Q: And the ACLU has a website that…

JAFFER: Yes. We have a data­base that is a very soph­ist­ic­ated data­base and allows people to search all of those torture docu­ments. It’s just thetor­turedata­

Q: And, for the people who like to read in book form, you have a lot of them published in a book?

JAFFER: Ah, yeah. Well, Amrit Singh and I published some of those docu­ments in a book. I think that a really good narrat­ive about the torture program is Jane Mayer’s book, is in Jane Mayer’s book. On the surveil­lance side, I think Glenn Green­wald’s book is really good. I mean, there’s a lot being writ­ten right now, on the surveil­lance side. I think in the next few months there’ll be some­thing out from Park Gelman too, which I’m sure will be very good. On secrecy more gener­ally, I would say go back a little bit and read Senator Moyni­han’s book, which I still think is the best thing to have been writ­ten on the implic­a­tions of excess­ive govern­ment secrecy.

Q: And those recom­mend­a­tions are still sitting there.

JAFFER: Right, right…

Q: And could be imple­men­ted today…

JAFFER: That’s right.

Q: … to improve the situ­ation, right?

JAFFER: That’s right.

Q: Alright.

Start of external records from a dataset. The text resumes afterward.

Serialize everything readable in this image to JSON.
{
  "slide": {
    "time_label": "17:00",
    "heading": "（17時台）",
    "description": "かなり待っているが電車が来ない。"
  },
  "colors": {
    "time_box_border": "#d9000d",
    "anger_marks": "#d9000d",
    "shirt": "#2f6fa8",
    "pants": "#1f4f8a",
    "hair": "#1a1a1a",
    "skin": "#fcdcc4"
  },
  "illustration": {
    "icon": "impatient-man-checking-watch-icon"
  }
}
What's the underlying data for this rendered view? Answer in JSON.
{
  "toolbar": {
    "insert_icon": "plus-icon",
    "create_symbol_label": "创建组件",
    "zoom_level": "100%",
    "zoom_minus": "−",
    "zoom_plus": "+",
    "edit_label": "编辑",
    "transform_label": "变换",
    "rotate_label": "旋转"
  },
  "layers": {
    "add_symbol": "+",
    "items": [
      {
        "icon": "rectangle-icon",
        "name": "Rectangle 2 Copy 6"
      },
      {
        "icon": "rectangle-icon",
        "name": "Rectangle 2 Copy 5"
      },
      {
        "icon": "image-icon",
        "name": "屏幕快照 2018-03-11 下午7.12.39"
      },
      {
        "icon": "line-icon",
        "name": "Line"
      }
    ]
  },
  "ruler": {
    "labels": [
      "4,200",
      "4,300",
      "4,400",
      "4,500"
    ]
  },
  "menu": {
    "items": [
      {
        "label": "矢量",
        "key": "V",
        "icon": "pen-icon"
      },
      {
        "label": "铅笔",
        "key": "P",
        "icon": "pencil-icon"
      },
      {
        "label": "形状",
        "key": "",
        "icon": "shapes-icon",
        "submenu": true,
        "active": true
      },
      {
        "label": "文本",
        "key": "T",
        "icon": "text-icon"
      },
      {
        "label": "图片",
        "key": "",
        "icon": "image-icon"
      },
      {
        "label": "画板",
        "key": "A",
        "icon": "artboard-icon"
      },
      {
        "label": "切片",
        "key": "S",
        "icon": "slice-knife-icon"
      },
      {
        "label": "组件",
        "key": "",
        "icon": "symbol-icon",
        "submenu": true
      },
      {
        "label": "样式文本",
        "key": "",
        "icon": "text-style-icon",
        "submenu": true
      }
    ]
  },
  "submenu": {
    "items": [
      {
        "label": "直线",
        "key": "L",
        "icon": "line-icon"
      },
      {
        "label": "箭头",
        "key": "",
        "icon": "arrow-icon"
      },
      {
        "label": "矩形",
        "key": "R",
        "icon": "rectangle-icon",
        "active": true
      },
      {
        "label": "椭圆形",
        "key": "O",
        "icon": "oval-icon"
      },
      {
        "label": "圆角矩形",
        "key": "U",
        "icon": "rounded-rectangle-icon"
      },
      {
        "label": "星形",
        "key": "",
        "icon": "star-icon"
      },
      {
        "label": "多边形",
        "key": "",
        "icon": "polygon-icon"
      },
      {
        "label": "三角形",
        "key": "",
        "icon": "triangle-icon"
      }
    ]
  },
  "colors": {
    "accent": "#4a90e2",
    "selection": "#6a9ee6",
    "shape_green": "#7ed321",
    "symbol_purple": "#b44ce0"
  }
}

Well, terrific. I really appre­ci­ate your help.

JAFFER: Thanks.